Manchester by the Sea
6 months ago via Rotten Tomatoes
½

(3.5 of 5 stars) Here is a film that captured me with the trailers and I felt that I was sure to love. I was wrong. I only wound up liking it. That comes as quite a difference when so many award nominations have been plastered on. While there are moments of great writing, comedic relief that does bring the chuckles, and some nice establishing shots of the sea (many, many establishing shots of the sea!) the film never quite manages to hit the utter heartbreak that I anticipated and heard rave reviews about. In the end, what we have is a dreary, slice of life, reminder that everyone carries baggage and that life, as harsh as it may be, simply moves on with or without us. Michelle Williams is brilliant in practically everything she is in. She is again good here. Yet, has very little to work with for screen time. So much, that her major breakdown, you may have seen in the trailers, is that one moment you wait for... and wait for... then finally get and are left with, as I said, "Hell, she did better emotion in DAWSON'S CREEK!". It is true. Jen Lindley left me a blubbering mess of tears many times. Her series finale scenes still rank as some of the saddest, tear-jerking, work I have viewed. Here, in MANCHESTER, as Randi... I didn't feel much connection. The audience simply does not get enough time with her to truly feel the life-shattering tragedy she has endured. How the Academy has nominated her for Best Supporting Actress for such minuscule screen time, is beyond me. Casey Affleck has some high moments in the film. But, overall, he did not deliver anything groundbreaking. His delivery was made up of a lot of "safe" choices. His persona of a "stoic" and "broken man" with a favoritism for the "F" word (an easy joke worked in a bit too many times) was presented, quite often, through a lot of empty stares. Where was the utter rage, antics of depression, and overall experience of the grief process? The lack of exploring these layers made me feel as if the guy pretty much didn't quite care about his own loss or that Affleck simply wasn't brave enough to tackle the elements presented in the story to full capacity. Lucas Hedges could have easily been replaced by another young actor for the same effect. I kept thinking how if this were made just a few years earlier, Logan Lerman could have slid into the role quite easily. And, again-- this is yet another character that is suffering through a major loss and yet he is more focused on losing his virginity and being an utter spoiled brat in the midst of everything. His teenage acts of deflecting emotion and occupying the time with distractions rang true. But, melting down over frozen poultry just left me shaking my head. And the rest of the cast. Matthew Broderick? Why? what was the purpose? He just was "there" all of a sudden. The teenage girls were irritating as hell, as they usually are! But these are girls you wanted to slap upside the head just because the urge exists. Therefore, I guess they served their purpose. But, is it really that hard to depict a "nice girl" or a "smart girl" rather than falling into the trash-mouth, slutty, bimbo, Boston-stereotype? MANCHESTER is not a bad movie.

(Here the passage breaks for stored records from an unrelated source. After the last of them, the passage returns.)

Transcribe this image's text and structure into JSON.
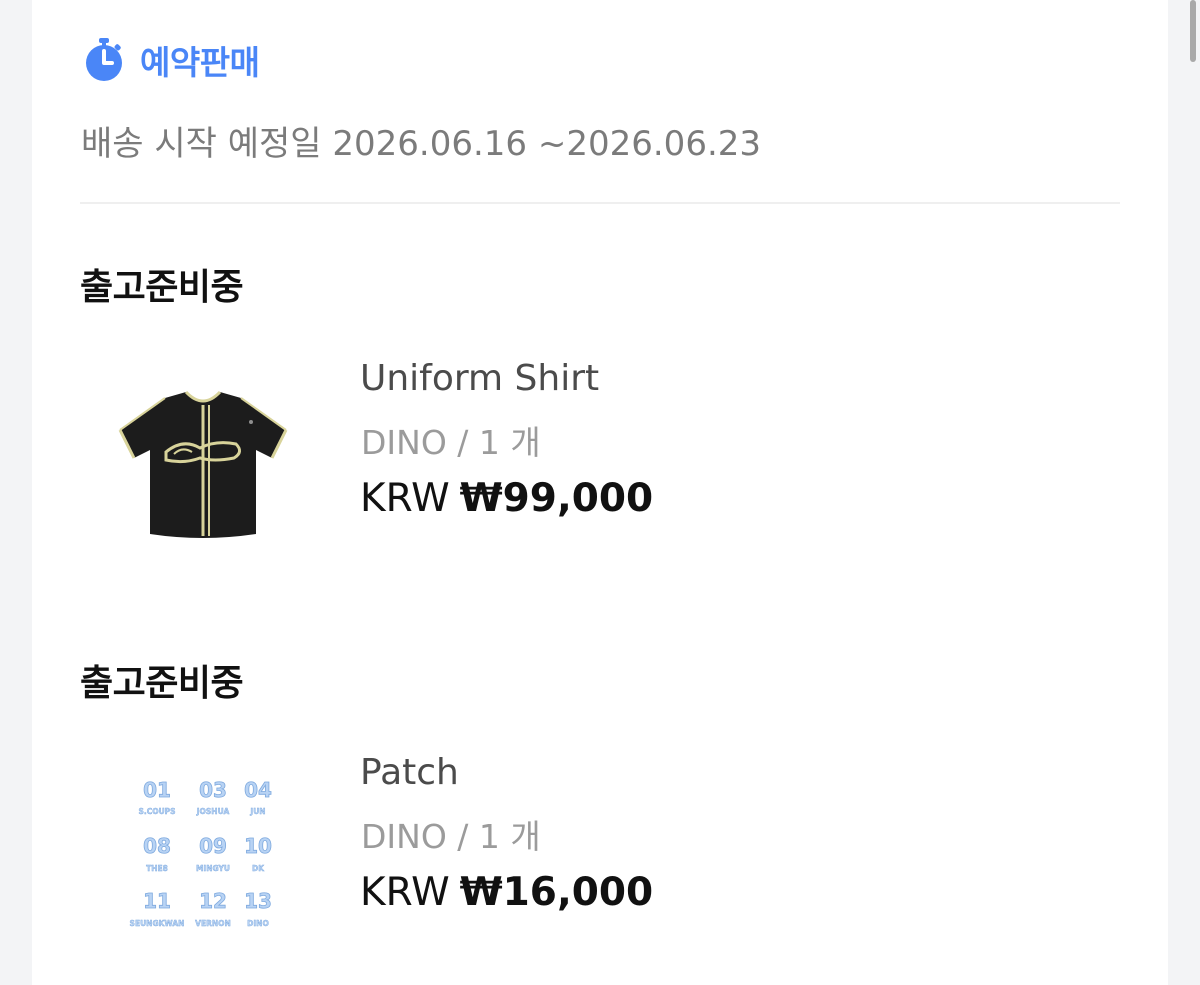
{
  "preorder": {
    "title": "예약판매",
    "shipping_label": "배송 시작 예정일 2026.06.16 ~2026.06.23",
    "icon": "stopwatch-icon",
    "accent_color": "#4a86f7"
  },
  "items": [
    {
      "status": "출고준비중",
      "name": "Uniform Shirt",
      "option": "DINO / 1 개",
      "currency": "KRW",
      "price": "₩99,000",
      "thumbnail": "uniform-shirt-image"
    },
    {
      "status": "출고준비중",
      "name": "Patch",
      "option": "DINO / 1 개",
      "currency": "KRW",
      "price": "₩16,000",
      "thumbnail": "patch-image",
      "patch_numbers": [
        "01",
        "03",
        "04",
        "08",
        "09",
        "10",
        "11",
        "12",
        "13"
      ],
      "patch_names": [
        "S.COUPS",
        "JOSHUA",
        "JUN",
        "THE8",
        "MINGYU",
        "DK",
        "SEUNGKWAN",
        "VERNON",
        "DINO"
      ]
    }
  ]
}
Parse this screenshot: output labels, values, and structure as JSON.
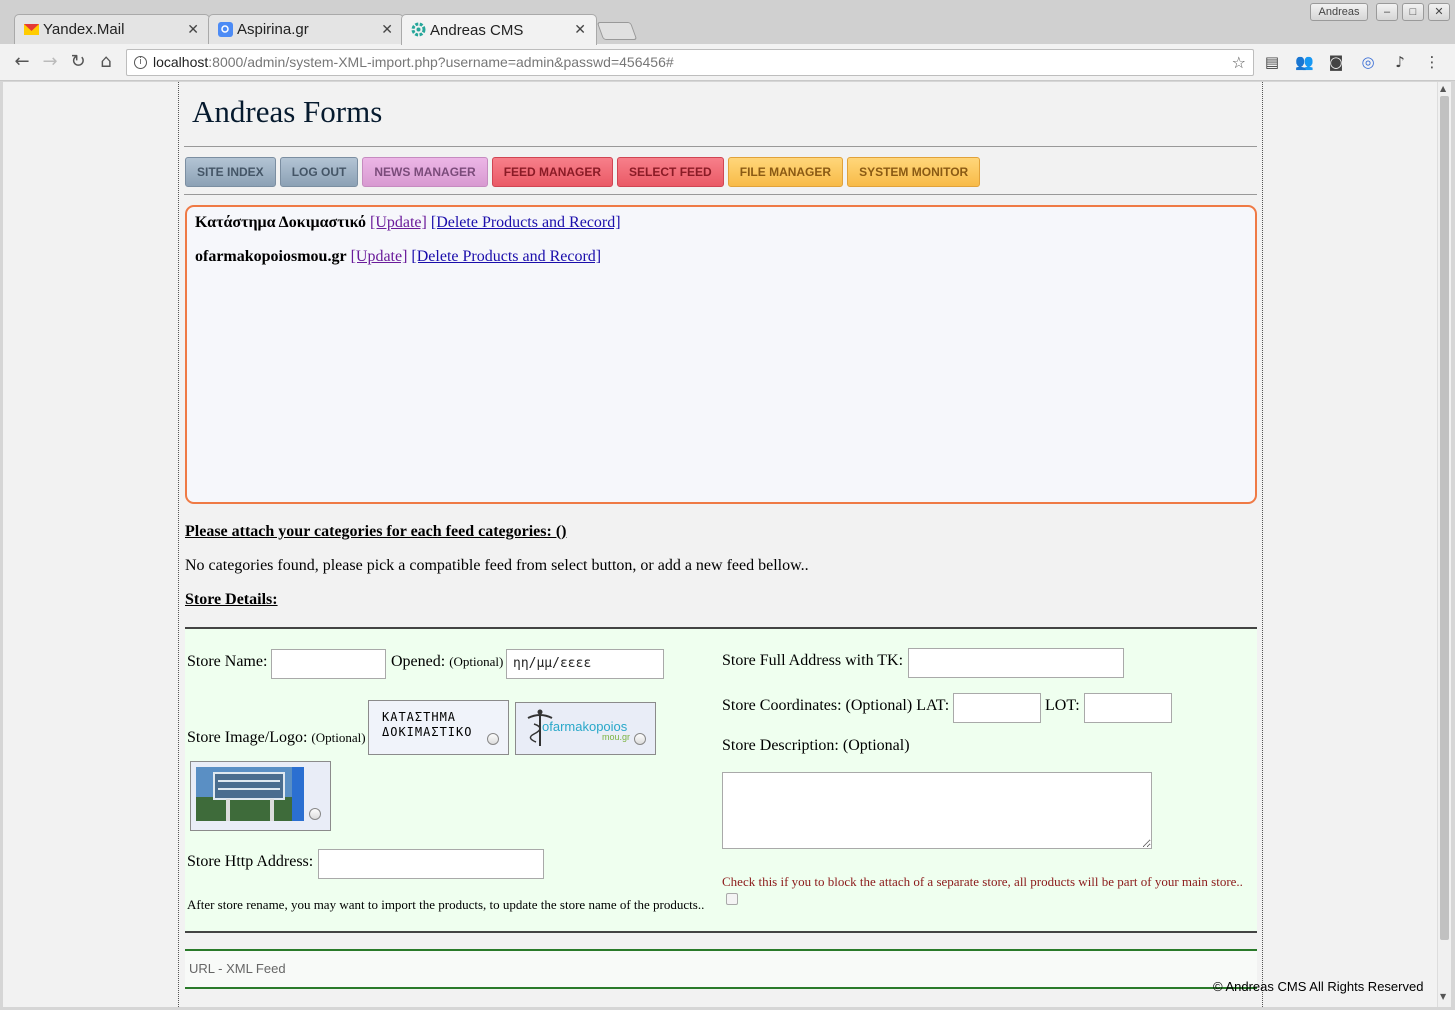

It is not the "drink coaster" a few screener recipients claimed it to be. It is indeed a good film. It just is not the "Masterpiece", "Heartbreaking and heartwarming emotional wallop" of a film critics label it as. For me, it is not "Best Picture" quality. Yet, it is a film that will probably grow on me down the road once all of the hype finally settles.